During the Second World War, the infrastructure was systematically destroyed in Northern Finland. The effects of the war were to be seen in the landscape and the economy of the area, but the impacts were also mental and social. However, it was not just the war-time destruction that shook the bases of human-environment relationship in the area. The huge postwar modernisation project in Northern Finland was a direct consequence of the war years and it changed the physical and cultural environment of the area profoundly. Old traditional buildings were replaced by type planned houses, the rivers were constructed to produce hydropower and new roads were built to serve a more efficient forest industry. Modernisation increased material wellbeing, but technological and economic development do not cover all welfare. For local people, the environment is much more than a resource. The loss of significant places and landscapes, buildings and personal property was traumatising and weakened people’s place attachment.
For example, the damming of rivers was a death blow for a rich salmon fishing culture that was centuries old. For the people living along these rivers the alteration has been a cultural trauma, not only the ones who experienced the change but also the ones who witnessed the trauma of others.

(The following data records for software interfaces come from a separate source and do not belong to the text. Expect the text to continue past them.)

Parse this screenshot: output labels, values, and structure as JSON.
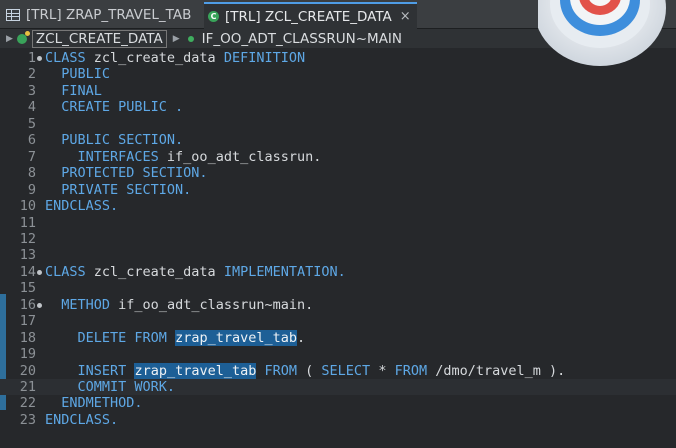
{
  "tabs": [
    {
      "label": "[TRL] ZRAP_TRAVEL_TAB",
      "icon": "table-icon",
      "active": false
    },
    {
      "label": "[TRL] ZCL_CREATE_DATA",
      "icon": "class-icon",
      "active": true,
      "close": "×"
    }
  ],
  "breadcrumb": [
    {
      "label": "ZCL_CREATE_DATA",
      "icon": "class-icon"
    },
    {
      "label": "IF_OO_ADT_CLASSRUN~MAIN",
      "icon": "method-dot-icon"
    }
  ],
  "colors": {
    "keyword": "#5ea8e6",
    "text": "#d6d9dc",
    "selection": "#1d5f96",
    "line_number": "#8c9196"
  },
  "decoration": {
    "icon": "target-icon"
  },
  "code_lines": [
    {
      "n": "1",
      "fold": true,
      "segs": [
        [
          "kw",
          "CLASS"
        ],
        [
          "t",
          " zcl_create_data "
        ],
        [
          "kw",
          "DEFINITION"
        ]
      ]
    },
    {
      "n": "2",
      "segs": [
        [
          "t",
          "  "
        ],
        [
          "kw",
          "PUBLIC"
        ]
      ]
    },
    {
      "n": "3",
      "segs": [
        [
          "t",
          "  "
        ],
        [
          "kw",
          "FINAL"
        ]
      ]
    },
    {
      "n": "4",
      "segs": [
        [
          "t",
          "  "
        ],
        [
          "kw",
          "CREATE PUBLIC ."
        ]
      ]
    },
    {
      "n": "5",
      "segs": []
    },
    {
      "n": "6",
      "segs": [
        [
          "t",
          "  "
        ],
        [
          "kw",
          "PUBLIC SECTION."
        ]
      ]
    },
    {
      "n": "7",
      "segs": [
        [
          "t",
          "    "
        ],
        [
          "kw",
          "INTERFACES"
        ],
        [
          "t",
          " if_oo_adt_classrun."
        ]
      ]
    },
    {
      "n": "8",
      "segs": [
        [
          "t",
          "  "
        ],
        [
          "kw",
          "PROTECTED SECTION."
        ]
      ]
    },
    {
      "n": "9",
      "segs": [
        [
          "t",
          "  "
        ],
        [
          "kw",
          "PRIVATE SECTION."
        ]
      ]
    },
    {
      "n": "10",
      "segs": [
        [
          "kw",
          "ENDCLASS."
        ]
      ]
    },
    {
      "n": "11",
      "segs": []
    },
    {
      "n": "12",
      "segs": []
    },
    {
      "n": "13",
      "segs": []
    },
    {
      "n": "14",
      "fold": true,
      "segs": [
        [
          "kw",
          "CLASS"
        ],
        [
          "t",
          " zcl_create_data "
        ],
        [
          "kw",
          "IMPLEMENTATION."
        ]
      ]
    },
    {
      "n": "15",
      "segs": []
    },
    {
      "n": "16",
      "fold": true,
      "segs": [
        [
          "t",
          "  "
        ],
        [
          "kw",
          "METHOD"
        ],
        [
          "t",
          " if_oo_adt_classrun~main."
        ]
      ]
    },
    {
      "n": "17",
      "segs": []
    },
    {
      "n": "18",
      "segs": [
        [
          "t",
          "    "
        ],
        [
          "kw",
          "DELETE FROM"
        ],
        [
          "t",
          " "
        ],
        [
          "sel",
          "zrap_travel_tab"
        ],
        [
          "t",
          "."
        ]
      ]
    },
    {
      "n": "19",
      "segs": []
    },
    {
      "n": "20",
      "segs": [
        [
          "t",
          "    "
        ],
        [
          "kw",
          "INSERT"
        ],
        [
          "t",
          " "
        ],
        [
          "sel",
          "zrap_travel_tab"
        ],
        [
          "t",
          " "
        ],
        [
          "kw",
          "FROM"
        ],
        [
          "t",
          " ( "
        ],
        [
          "kw",
          "SELECT"
        ],
        [
          "t",
          " * "
        ],
        [
          "kw",
          "FROM"
        ],
        [
          "t",
          " /dmo/travel_m )."
        ]
      ]
    },
    {
      "n": "21",
      "current": true,
      "segs": [
        [
          "t",
          "    "
        ],
        [
          "kw",
          "COMMIT WORK."
        ]
      ]
    },
    {
      "n": "22",
      "segs": [
        [
          "t",
          "  "
        ],
        [
          "kw",
          "ENDMETHOD."
        ]
      ]
    },
    {
      "n": "23",
      "segs": [
        [
          "kw",
          "ENDCLASS."
        ]
      ]
    }
  ]
}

Trauma seems to be transgenerational affecting future generations that personally have not experienced changes.
By focusing on the historical-geographical identity, local residents' narratives and traditional way of life of the Sámi and northern Finnish border region communities, and using multidisciplinary scientific and artistic methods the aim is to highlight and deepen the knowledge of traditional livelihoods like fishing, hunting, reindeer husbandry and gathering, their role in people’s wellbeing and local identities, and to enable a broader discourse related to local people’s rights to their own culture and land, traditional knowledge and landscape.
The Arctic North Hub is anchored by